* **Work required**: What you should output is the data below, unchanged in every character.

# # # #

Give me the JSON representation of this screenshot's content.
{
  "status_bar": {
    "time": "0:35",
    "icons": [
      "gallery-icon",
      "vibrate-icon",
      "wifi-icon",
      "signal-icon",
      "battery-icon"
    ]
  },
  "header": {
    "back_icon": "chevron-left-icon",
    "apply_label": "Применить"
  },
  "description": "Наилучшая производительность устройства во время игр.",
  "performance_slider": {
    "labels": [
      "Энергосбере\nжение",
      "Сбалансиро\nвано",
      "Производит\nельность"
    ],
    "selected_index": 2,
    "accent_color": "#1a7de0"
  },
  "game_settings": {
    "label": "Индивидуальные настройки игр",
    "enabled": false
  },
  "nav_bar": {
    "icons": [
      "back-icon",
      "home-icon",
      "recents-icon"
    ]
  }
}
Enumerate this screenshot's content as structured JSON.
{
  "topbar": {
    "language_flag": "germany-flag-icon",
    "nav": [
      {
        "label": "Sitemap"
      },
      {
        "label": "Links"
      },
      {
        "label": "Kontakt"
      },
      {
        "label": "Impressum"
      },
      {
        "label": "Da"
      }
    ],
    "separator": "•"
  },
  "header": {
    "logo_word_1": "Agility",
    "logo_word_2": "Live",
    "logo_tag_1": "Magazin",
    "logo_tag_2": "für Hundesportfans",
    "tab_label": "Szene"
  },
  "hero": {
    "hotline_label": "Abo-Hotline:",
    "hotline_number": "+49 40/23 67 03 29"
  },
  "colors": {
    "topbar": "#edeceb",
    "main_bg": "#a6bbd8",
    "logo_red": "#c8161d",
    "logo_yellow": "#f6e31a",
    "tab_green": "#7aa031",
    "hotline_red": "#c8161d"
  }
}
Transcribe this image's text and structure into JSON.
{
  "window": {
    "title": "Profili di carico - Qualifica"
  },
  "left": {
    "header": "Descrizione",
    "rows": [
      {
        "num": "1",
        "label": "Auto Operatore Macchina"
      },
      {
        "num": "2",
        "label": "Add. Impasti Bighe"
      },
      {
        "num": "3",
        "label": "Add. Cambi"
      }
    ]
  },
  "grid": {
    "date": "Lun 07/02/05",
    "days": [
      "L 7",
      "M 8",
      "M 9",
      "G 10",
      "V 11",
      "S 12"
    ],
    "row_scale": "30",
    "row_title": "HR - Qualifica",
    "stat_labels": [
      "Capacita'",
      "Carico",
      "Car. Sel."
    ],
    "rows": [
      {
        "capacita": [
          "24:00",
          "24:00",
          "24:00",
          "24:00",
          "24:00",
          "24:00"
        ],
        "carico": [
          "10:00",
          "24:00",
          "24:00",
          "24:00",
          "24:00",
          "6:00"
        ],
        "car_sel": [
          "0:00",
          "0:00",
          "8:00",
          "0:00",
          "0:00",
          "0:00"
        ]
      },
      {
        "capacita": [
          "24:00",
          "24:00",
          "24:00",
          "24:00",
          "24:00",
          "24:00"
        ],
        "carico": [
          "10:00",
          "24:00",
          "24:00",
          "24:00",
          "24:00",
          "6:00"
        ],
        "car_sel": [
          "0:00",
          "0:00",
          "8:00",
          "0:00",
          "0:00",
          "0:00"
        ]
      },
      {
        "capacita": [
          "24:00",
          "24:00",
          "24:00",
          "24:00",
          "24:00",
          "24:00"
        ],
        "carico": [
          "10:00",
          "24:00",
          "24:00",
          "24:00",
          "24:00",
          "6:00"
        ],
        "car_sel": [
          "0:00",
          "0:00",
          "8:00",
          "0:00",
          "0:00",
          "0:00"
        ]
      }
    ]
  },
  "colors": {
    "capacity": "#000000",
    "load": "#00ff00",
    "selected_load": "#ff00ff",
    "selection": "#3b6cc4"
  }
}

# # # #

* **Exercise output**:
Give me the JSON representation of this screenshot's content.
{
  "status_bar": {
    "time": "0:35",
    "icons": [
      "gallery-icon",
      "vibrate-icon",
      "wifi-icon",
      "signal-icon",
      "battery-icon"
    ]
  },
  "header": {
    "back_icon": "chevron-left-icon",
    "apply_label": "Применить"
  },
  "description": "Наилучшая производительность устройства во время игр.",
  "performance_slider": {
    "labels": [
      "Энергосбере\nжение",
      "Сбалансиро\nвано",
      "Производит\nельность"
    ],
    "selected_index": 2,
    "accent_color": "#1a7de0"
  },
  "game_settings": {
    "label": "Индивидуальные настройки игр",
    "enabled": false
  },
  "nav_bar": {
    "icons": [
      "back-icon",
      "home-icon",
      "recents-icon"
    ]
  }
}
Enumerate this screenshot's content as structured JSON.
{
  "topbar": {
    "language_flag": "germany-flag-icon",
    "nav": [
      {
        "label": "Sitemap"
      },
      {
        "label": "Links"
      },
      {
        "label": "Kontakt"
      },
      {
        "label": "Impressum"
      },
      {
        "label": "Da"
      }
    ],
    "separator": "•"
  },
  "header": {
    "logo_word_1": "Agility",
    "logo_word_2": "Live",
    "logo_tag_1": "Magazin",
    "logo_tag_2": "für Hundesportfans",
    "tab_label": "Szene"
  },
  "hero": {
    "hotline_label": "Abo-Hotline:",
    "hotline_number": "+49 40/23 67 03 29"
  },
  "colors": {
    "topbar": "#edeceb",
    "main_bg": "#a6bbd8",
    "logo_red": "#c8161d",
    "logo_yellow": "#f6e31a",
    "tab_green": "#7aa031",
    "hotline_red": "#c8161d"
  }
}
Transcribe this image's text and structure into JSON.
{
  "window": {
    "title": "Profili di carico - Qualifica"
  },
  "left": {
    "header": "Descrizione",
    "rows": [
      {
        "num": "1",
        "label": "Auto Operatore Macchina"
      },
      {
        "num": "2",
        "label": "Add. Impasti Bighe"
      },
      {
        "num": "3",
        "label": "Add. Cambi"
      }
    ]
  },
  "grid": {
    "date": "Lun 07/02/05",
    "days": [
      "L 7",
      "M 8",
      "M 9",
      "G 10",
      "V 11",
      "S 12"
    ],
    "row_scale": "30",
    "row_title": "HR - Qualifica",
    "stat_labels": [
      "Capacita'",
      "Carico",
      "Car. Sel."
    ],
    "rows": [
      {
        "capacita": [
          "24:00",
          "24:00",
          "24:00",
          "24:00",
          "24:00",
          "24:00"
        ],
        "carico": [
          "10:00",
          "24:00",
          "24:00",
          "24:00",
          "24:00",
          "6:00"
        ],
        "car_sel": [
          "0:00",
          "0:00",
          "8:00",
          "0:00",
          "0:00",
          "0:00"
        ]
      },
      {
        "capacita": [
          "24:00",
          "24:00",
          "24:00",
          "24:00",
          "24:00",
          "24:00"
        ],
        "carico": [
          "10:00",
          "24:00",
          "24:00",
          "24:00",
          "24:00",
          "6:00"
        ],
        "car_sel": [
          "0:00",
          "0:00",
          "8:00",
          "0:00",
          "0:00",
          "0:00"
        ]
      },
      {
        "capacita": [
          "24:00",
          "24:00",
          "24:00",
          "24:00",
          "24:00",
          "24:00"
        ],
        "carico": [
          "10:00",
          "24:00",
          "24:00",
          "24:00",
          "24:00",
          "6:00"
        ],
        "car_sel": [
          "0:00",
          "0:00",
          "8:00",
          "0:00",
          "0:00",
          "0:00"
        ]
      }
    ]
  },
  "colors": {
    "capacity": "#000000",
    "load": "#00ff00",
    "selected_load": "#ff00ff",
    "selection": "#3b6cc4"
  }
}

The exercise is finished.